I learned gradually that I should use fountain-pen friendly paper. Good paper + good nibs + gorgeous ink = happiness. I discovered that I preferred medium nibs because it shows the shading of ink easier than fine nibs. It allowed me to appreciate the beauty of inks generously laid down on paper.

Then I came across people talking about other kinds of nibs, like cursive italics, left oblique, music nibs, etcetera. I got curious about cursive italic nibs since I tried a 1.1 italic Lamy  nib. So when I got my TWSBI Micarta, I decided that I’ll convert that pretty basic medium nib to a cursive italic through Pentangeli. JP was kind enough to accommodate me and finished the regrind in a week. He loaded the ink with Pelikan brown, which of course I promptly used up because when I tried that nib that he did for me, I was hooked.

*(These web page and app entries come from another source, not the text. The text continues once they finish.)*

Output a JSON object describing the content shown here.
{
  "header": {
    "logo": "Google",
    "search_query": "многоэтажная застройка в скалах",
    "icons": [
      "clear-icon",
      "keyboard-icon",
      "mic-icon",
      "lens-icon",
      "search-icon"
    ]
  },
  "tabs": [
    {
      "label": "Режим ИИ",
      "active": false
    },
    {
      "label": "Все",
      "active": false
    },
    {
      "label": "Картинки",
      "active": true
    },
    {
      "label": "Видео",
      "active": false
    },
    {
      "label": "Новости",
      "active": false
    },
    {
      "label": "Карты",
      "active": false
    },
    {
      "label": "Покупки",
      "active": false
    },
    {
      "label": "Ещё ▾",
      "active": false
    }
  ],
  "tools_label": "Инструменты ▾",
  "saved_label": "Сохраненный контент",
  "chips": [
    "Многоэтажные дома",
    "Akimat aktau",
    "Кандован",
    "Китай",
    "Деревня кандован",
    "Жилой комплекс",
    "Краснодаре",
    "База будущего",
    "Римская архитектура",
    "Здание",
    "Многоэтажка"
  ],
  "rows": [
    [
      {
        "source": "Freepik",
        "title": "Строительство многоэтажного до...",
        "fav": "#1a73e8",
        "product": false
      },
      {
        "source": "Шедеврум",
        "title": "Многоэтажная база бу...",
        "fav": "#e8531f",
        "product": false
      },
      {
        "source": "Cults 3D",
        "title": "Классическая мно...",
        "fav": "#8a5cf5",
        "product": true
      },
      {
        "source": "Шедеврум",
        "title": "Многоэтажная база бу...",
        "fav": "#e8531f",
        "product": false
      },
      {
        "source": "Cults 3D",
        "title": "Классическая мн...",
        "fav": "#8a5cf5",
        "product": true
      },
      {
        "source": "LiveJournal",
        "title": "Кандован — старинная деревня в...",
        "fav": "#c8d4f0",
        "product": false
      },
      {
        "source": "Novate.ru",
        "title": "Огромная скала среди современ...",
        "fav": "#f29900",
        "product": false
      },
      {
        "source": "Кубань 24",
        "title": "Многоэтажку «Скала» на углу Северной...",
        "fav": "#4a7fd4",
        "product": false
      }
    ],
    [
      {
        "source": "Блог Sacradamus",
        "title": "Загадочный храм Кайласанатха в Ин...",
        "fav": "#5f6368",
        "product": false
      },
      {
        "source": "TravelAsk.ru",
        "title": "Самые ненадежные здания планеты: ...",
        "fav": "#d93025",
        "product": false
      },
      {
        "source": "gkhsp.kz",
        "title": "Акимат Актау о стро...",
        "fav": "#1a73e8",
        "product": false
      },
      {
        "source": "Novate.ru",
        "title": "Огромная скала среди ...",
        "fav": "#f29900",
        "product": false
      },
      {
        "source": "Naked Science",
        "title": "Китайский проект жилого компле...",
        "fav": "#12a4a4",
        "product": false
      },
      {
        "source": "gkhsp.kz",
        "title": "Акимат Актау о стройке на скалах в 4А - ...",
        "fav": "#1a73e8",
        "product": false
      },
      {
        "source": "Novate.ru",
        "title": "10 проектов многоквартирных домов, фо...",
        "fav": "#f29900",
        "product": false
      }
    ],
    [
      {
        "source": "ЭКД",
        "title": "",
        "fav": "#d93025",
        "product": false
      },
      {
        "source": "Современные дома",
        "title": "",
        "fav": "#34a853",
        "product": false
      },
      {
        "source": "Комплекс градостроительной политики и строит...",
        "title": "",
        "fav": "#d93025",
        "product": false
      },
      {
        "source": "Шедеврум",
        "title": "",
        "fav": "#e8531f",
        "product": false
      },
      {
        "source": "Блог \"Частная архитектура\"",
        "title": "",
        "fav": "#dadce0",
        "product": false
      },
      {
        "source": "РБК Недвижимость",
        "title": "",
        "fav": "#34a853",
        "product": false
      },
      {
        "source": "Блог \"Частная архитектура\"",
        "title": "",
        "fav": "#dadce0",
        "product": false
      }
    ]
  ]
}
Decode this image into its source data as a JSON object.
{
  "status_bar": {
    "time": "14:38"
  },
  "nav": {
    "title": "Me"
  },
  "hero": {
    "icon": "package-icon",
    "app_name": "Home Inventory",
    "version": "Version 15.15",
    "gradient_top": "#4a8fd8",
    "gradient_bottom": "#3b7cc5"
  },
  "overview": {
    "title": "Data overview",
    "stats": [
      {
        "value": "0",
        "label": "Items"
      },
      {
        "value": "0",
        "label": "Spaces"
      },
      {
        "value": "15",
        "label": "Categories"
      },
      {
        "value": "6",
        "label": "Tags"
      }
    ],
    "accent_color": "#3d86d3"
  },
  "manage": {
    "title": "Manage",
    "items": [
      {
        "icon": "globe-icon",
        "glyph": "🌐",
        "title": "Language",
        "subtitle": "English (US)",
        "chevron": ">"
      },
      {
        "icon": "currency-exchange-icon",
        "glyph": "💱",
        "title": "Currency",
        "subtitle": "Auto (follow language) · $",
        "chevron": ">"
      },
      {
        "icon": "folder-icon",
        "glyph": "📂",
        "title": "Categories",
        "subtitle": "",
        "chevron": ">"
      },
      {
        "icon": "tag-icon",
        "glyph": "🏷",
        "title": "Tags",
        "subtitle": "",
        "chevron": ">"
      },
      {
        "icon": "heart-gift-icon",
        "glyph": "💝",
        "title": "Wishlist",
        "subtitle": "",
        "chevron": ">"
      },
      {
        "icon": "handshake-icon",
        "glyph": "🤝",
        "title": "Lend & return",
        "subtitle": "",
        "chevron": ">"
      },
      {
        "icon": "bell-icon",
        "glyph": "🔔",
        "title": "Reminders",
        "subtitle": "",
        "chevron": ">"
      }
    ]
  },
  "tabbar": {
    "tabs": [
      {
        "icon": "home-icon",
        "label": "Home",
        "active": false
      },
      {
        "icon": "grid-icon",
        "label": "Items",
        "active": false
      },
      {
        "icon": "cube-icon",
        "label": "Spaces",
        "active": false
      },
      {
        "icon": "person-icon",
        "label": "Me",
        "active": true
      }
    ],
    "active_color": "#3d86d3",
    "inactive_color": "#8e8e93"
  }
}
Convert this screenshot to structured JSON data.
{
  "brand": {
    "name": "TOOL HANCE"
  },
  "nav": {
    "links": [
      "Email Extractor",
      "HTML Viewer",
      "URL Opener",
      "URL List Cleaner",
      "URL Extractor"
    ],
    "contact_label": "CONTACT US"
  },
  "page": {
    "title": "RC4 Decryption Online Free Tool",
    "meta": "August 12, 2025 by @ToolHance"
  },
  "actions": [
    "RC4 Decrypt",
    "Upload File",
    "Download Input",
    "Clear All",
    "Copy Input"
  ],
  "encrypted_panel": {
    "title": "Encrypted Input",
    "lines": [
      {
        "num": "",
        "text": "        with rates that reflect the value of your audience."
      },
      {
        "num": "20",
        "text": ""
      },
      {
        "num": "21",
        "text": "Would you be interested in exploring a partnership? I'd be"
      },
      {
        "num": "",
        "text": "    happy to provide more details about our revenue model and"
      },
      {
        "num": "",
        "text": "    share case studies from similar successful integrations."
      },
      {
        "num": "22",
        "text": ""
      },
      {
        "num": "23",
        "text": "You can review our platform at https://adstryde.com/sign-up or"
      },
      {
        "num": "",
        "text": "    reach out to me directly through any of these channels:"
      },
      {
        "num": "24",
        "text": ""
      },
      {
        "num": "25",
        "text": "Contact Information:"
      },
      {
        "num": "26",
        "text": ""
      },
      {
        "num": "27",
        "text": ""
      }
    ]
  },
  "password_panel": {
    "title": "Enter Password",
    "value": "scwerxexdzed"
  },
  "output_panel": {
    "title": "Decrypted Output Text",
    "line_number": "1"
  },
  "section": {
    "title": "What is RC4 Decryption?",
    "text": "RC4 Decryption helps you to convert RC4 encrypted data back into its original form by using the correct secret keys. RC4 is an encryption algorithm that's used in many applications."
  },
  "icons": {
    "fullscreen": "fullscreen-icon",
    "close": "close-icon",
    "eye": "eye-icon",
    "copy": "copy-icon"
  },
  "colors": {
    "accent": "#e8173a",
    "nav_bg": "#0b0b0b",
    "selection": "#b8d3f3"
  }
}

It offers a more dramatic line variation than the 1.1 italic Lamy nib that I tried, and though I don’t write in cursive too much, it fits my current penmanship well.


To be honest, before I started using fountain pens again, my handwriting had deteriorated to an almost indiscernible scrawl. I’ve only just begun to rediscover the pleasure of taking the time to thoughtfully form the letters that you’re writing. I’m happy to say that my handwriting is gradually going back to how it used to be back when I was in college, which is readable even if it is quite boring.  Continue reading “My First Cursive Italic Nib”

Review: TWSBI Micarta 803, Medium

It’s been a few months since I first bought my first TWSBI, and I wrote about how my TWSBI Diamond 580 gave me my first truly pleasurable writing experience with a fountain pen, leading me to take my new-found hobby more seriously.

Sometime back in August, one of my new FP-collecting pals informed me that Scribe Writing Essentials will be selling some TWSBI Micartas soon and that they were accepting reservations. I Googled what a TWSBI Micarta looked like and it was definitely love at first sight. I went to Scribe, placed my order for an 805 (the version with the gold-plated clip on the cap) with a broad nib and waited. A couple of months after, I finally got the text I’ve been waiting for. The TWSBI Micarta has finally arrived.


This pen is even more gorgeous in person. I ordered the 805 but I decided that I liked the clipless version (803) a lot more, so I changed my purchase to that, with a medium nib.

The minimalist design of the pen reminds me of the form factor of some Japanese pens that I like.


The TWSBI Micarta is really quite beautiful, and (for the lack of a better word to describe it) kind of zen. Someday, I hope to acquire a Nakaya in an urushi finish, but for now this is the best that I can afford. I must say that TWSBI did a good job of coming up with a well-designed pen and keeping it within a good price point.

TWSBI Micarta (803)
Ermahgerd! So purrrty!

The TWSBI Micarta has been discontinued, however, and retailers are just selling the last remaining pieces available. Aside from difficulties producing this pen within a budget, the first iterations of the TWSBI Micarta was plagued with several issues. Many customers complained of hard-starting, pens not writing at all unless they are tuned, ink drying up even when capped, etcetera. It’s a good thing the issues were addressed in the second version of the pen. I’m just sad that it’s being discontinued now.


The pen I got from scribe came with an awesome TWSBI notebook with a rectangular cut-off along the spine that fits the pen perfectly. So essentially, the notebook is the pen’s box.  Continue reading “Review: TWSBI Micarta 803, Medium”

Today’s haul: TWSBI Micarta and Two New Ink Bottles


A trip to Scribe almost always end up the same way; with a haul, big or small. Haha. Today’s haul is awesome, though, because I’ve been waiting for this pen since I ordered it back in late August–the TWSBI Micarta. I ordered one with a clip and medium nib, but I decided that the clipless pen looked better.

I also bought a small bottle of Bleu Myosotis and Cafe Des Iles. It’s always better to buy smaller bottles first so you can see if you like them before you buy big ones. Of course I inked the TWSBI Micarta with Cafe Des Iles, because who doesn’t match their ink with their pens, right? 😀

Reviews coming soon, of course. 🙂